_Assigned task_
This exercise calls for every record to be set down again, exactly and in full.

══ Records for this exercise ══

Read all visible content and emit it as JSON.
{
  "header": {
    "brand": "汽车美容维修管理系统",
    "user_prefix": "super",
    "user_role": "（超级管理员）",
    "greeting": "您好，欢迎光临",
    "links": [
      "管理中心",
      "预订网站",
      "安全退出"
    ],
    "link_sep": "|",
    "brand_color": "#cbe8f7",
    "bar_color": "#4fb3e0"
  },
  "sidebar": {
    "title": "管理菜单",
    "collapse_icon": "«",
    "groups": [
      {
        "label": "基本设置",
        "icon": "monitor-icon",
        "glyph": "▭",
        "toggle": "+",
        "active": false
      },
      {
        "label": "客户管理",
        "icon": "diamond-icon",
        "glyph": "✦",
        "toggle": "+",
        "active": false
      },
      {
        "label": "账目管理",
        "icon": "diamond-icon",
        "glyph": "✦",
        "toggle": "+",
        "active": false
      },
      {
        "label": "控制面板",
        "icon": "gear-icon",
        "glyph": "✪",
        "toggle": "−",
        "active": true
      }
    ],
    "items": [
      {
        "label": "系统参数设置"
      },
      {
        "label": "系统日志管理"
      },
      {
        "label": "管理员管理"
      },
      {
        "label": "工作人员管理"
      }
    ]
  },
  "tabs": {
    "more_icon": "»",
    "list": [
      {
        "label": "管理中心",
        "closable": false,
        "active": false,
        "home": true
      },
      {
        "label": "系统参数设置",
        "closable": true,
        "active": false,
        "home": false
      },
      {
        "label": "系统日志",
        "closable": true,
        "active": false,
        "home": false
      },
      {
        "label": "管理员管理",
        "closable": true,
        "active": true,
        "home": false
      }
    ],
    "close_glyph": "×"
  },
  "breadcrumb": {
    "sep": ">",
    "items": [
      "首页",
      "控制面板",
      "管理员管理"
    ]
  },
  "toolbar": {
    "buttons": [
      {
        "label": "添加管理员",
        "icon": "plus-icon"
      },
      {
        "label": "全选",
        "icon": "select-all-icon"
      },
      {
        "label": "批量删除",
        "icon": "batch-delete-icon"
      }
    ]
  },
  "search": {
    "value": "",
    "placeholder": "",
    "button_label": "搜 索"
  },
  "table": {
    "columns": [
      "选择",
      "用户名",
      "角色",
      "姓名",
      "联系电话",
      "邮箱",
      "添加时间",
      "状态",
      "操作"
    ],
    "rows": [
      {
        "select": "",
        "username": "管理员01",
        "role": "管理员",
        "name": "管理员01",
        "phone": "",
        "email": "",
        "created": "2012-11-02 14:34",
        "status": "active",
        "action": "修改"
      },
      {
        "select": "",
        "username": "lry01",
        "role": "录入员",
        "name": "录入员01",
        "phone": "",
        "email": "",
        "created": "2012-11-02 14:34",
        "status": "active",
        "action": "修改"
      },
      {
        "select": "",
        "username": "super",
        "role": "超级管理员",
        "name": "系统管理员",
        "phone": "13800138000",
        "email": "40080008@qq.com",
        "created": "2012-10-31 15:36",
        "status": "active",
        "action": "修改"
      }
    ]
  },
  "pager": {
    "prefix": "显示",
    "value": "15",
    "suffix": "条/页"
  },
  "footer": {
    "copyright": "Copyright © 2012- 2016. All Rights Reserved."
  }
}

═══

_Answer to the problem_
Read all visible content and emit it as JSON.
{
  "header": {
    "brand": "汽车美容维修管理系统",
    "user_prefix": "super",
    "user_role": "（超级管理员）",
    "greeting": "您好，欢迎光临",
    "links": [
      "管理中心",
      "预订网站",
      "安全退出"
    ],
    "link_sep": "|",
    "brand_color": "#cbe8f7",
    "bar_color": "#4fb3e0"
  },
  "sidebar": {
    "title": "管理菜单",
    "collapse_icon": "«",
    "groups": [
      {
        "label": "基本设置",
        "icon": "monitor-icon",
        "glyph": "▭",
        "toggle": "+",
        "active": false
      },
      {
        "label": "客户管理",
        "icon": "diamond-icon",
        "glyph": "✦",
        "toggle": "+",
        "active": false
      },
      {
        "label": "账目管理",
        "icon": "diamond-icon",
        "glyph": "✦",
        "toggle": "+",
        "active": false
      },
      {
        "label": "控制面板",
        "icon": "gear-icon",
        "glyph": "✪",
        "toggle": "−",
        "active": true
      }
    ],
    "items": [
      {
        "label": "系统参数设置"
      },
      {
        "label": "系统日志管理"
      },
      {
        "label": "管理员管理"
      },
      {
        "label": "工作人员管理"
      }
    ]
  },
  "tabs": {
    "more_icon": "»",
    "list": [
      {
        "label": "管理中心",
        "closable": false,
        "active": false,
        "home": true
      },
      {
        "label": "系统参数设置",
        "closable": true,
        "active": false,
        "home": false
      },
      {
        "label": "系统日志",
        "closable": true,
        "active": false,
        "home": false
      },
      {
        "label": "管理员管理",
        "closable": true,
        "active": true,
        "home": false
      }
    ],
    "close_glyph": "×"
  },
  "breadcrumb": {
    "sep": ">",
    "items": [
      "首页",
      "控制面板",
      "管理员管理"
    ]
  },
  "toolbar": {
    "buttons": [
      {
        "label": "添加管理员",
        "icon": "plus-icon"
      },
      {
        "label": "全选",
        "icon": "select-all-icon"
      },
      {
        "label": "批量删除",
        "icon": "batch-delete-icon"
      }
    ]
  },
  "search": {
    "value": "",
    "placeholder": "",
    "button_label": "搜 索"
  },
  "table": {
    "columns": [
      "选择",
      "用户名",
      "角色",
      "姓名",
      "联系电话",
      "邮箱",
      "添加时间",
      "状态",
      "操作"
    ],
    "rows": [
      {
        "select": "",
        "username": "管理员01",
        "role": "管理员",
        "name": "管理员01",
        "phone": "",
        "email": "",
        "created": "2012-11-02 14:34",
        "status": "active",
        "action": "修改"
      },
      {
        "select": "",
        "username": "lry01",
        "role": "录入员",
        "name": "录入员01",
        "phone": "",
        "email": "",
        "created": "2012-11-02 14:34",
        "status": "active",
        "action": "修改"
      },
      {
        "select": "",
        "username": "super",
        "role": "超级管理员",
        "name": "系统管理员",
        "phone": "13800138000",
        "email": "40080008@qq.com",
        "created": "2012-10-31 15:36",
        "status": "active",
        "action": "修改"
      }
    ]
  },
  "pager": {
    "prefix": "显示",
    "value": "15",
    "suffix": "条/页"
  },
  "footer": {
    "copyright": "Copyright © 2012- 2016. All Rights Reserved."
  }
}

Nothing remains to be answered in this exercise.